» **Required work**
Would you please copy each line of the listing that mentions "this"?

» **Records**
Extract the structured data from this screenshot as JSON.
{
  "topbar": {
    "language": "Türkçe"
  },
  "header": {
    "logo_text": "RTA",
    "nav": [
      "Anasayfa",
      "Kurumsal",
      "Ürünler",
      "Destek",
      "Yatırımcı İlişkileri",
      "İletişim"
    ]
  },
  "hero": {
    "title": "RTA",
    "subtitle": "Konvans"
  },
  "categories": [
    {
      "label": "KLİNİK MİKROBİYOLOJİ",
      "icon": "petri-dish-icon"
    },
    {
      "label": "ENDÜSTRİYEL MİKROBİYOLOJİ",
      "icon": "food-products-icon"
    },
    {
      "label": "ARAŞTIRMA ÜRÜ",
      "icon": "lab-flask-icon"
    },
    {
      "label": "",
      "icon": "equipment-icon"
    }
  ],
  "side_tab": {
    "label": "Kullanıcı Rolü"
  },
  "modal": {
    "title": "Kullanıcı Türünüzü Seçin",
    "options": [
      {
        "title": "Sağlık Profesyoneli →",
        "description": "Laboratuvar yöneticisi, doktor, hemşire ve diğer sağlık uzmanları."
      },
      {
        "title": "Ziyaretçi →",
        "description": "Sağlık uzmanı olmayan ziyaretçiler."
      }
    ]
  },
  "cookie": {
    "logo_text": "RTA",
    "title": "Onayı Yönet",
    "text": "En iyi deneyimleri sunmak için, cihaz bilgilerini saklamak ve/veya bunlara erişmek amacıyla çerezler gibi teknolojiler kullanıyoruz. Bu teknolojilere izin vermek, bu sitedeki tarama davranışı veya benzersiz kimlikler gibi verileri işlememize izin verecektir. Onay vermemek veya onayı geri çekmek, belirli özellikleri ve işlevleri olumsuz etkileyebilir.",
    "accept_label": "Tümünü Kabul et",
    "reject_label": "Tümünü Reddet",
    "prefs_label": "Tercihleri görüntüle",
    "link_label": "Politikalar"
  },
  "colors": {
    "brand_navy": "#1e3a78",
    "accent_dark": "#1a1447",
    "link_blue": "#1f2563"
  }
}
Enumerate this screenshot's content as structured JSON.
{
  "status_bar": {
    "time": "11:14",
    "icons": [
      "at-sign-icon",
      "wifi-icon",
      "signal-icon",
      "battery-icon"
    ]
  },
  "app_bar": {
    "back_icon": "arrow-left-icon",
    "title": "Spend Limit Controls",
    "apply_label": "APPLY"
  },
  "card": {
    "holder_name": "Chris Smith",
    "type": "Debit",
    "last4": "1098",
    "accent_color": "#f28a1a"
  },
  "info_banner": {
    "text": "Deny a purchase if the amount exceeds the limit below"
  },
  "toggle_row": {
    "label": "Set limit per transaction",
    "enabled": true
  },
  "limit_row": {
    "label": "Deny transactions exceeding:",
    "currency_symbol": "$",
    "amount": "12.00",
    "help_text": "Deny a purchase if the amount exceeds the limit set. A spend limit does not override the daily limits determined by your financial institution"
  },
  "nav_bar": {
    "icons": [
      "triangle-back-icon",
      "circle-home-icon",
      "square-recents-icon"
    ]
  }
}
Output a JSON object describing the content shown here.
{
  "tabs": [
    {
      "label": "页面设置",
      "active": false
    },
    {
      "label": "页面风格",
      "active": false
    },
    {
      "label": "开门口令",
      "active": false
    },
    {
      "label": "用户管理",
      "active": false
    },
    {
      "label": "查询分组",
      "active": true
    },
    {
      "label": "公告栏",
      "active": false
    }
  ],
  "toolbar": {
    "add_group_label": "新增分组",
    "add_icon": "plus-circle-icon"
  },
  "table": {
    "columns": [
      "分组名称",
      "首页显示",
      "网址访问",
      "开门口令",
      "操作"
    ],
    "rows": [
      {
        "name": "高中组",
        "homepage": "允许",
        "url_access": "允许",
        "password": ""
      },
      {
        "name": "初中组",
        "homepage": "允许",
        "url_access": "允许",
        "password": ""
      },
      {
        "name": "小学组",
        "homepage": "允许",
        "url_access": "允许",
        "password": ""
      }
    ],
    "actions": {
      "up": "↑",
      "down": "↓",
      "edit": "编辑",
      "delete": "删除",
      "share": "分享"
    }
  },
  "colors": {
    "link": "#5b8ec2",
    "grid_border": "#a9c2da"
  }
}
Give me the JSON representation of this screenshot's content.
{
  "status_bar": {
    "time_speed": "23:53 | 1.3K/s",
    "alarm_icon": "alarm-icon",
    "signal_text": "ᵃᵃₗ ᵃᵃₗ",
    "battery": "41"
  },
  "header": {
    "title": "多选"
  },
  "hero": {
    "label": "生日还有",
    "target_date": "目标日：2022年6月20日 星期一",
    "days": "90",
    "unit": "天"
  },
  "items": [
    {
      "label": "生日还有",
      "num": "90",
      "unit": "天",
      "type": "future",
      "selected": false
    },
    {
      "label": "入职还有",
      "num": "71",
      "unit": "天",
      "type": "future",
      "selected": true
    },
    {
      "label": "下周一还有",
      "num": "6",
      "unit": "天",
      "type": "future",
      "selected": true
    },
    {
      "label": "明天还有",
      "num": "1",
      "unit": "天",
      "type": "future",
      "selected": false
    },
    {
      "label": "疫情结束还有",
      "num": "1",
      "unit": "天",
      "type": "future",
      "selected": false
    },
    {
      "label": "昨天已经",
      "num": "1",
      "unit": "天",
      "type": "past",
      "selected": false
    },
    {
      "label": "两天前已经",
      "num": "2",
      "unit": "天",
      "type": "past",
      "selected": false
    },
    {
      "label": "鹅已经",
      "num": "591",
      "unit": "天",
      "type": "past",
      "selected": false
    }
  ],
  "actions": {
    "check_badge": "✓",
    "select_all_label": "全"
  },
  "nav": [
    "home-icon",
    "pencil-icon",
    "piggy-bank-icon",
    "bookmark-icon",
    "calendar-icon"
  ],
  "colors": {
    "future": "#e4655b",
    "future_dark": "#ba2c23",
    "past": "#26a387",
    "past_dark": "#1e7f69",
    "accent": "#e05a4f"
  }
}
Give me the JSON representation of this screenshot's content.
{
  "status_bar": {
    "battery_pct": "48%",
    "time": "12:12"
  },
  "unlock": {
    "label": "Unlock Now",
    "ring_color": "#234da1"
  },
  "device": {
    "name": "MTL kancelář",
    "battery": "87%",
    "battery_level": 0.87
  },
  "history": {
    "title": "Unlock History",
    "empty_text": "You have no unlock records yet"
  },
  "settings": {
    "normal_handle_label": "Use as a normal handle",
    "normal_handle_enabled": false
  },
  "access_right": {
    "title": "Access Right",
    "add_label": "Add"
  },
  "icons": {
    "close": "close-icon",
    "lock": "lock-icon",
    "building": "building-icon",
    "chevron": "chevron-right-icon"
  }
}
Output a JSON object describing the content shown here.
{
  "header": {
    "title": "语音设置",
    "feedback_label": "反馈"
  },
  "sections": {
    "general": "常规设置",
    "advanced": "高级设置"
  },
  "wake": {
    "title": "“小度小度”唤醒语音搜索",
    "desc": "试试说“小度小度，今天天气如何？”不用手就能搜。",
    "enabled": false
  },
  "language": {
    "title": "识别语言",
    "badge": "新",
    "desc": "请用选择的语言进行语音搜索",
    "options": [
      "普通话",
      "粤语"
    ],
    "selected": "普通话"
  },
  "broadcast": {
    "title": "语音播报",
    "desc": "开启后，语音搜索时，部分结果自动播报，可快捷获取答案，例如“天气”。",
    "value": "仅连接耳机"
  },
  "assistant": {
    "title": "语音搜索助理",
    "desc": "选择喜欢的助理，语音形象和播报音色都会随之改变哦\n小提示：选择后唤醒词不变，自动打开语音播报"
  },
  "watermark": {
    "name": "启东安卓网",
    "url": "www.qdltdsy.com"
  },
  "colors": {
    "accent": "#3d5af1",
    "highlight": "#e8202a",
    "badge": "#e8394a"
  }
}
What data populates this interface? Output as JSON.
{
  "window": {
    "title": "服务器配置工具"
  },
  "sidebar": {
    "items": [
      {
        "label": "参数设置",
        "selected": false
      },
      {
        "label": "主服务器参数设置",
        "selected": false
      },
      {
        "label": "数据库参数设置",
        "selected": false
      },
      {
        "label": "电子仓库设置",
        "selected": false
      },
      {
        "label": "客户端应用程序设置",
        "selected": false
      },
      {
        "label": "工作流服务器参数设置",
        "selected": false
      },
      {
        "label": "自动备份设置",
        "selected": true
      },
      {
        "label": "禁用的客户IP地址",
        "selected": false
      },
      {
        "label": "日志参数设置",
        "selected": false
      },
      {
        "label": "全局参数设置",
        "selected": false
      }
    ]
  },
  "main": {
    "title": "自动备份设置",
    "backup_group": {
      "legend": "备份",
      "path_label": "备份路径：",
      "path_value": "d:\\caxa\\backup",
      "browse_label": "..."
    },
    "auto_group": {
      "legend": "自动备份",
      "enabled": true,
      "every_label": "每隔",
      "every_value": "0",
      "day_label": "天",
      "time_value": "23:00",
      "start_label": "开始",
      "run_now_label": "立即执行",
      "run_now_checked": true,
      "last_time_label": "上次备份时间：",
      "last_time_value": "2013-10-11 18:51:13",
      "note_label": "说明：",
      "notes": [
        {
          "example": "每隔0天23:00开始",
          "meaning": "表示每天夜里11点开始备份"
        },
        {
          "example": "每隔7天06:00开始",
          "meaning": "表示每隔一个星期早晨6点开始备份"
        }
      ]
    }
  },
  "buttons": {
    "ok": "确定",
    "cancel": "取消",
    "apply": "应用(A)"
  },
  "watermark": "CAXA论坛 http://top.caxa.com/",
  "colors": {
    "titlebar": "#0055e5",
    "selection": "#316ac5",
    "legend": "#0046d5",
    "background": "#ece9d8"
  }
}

» **Reply**
Extract the structured data from this screenshot as JSON.
Enumerate this screenshot's content as structured JSON.
Give me the JSON representation of this screenshot's content.
Give me the JSON representation of this screenshot's content.
What data populates this interface? Output as JSON.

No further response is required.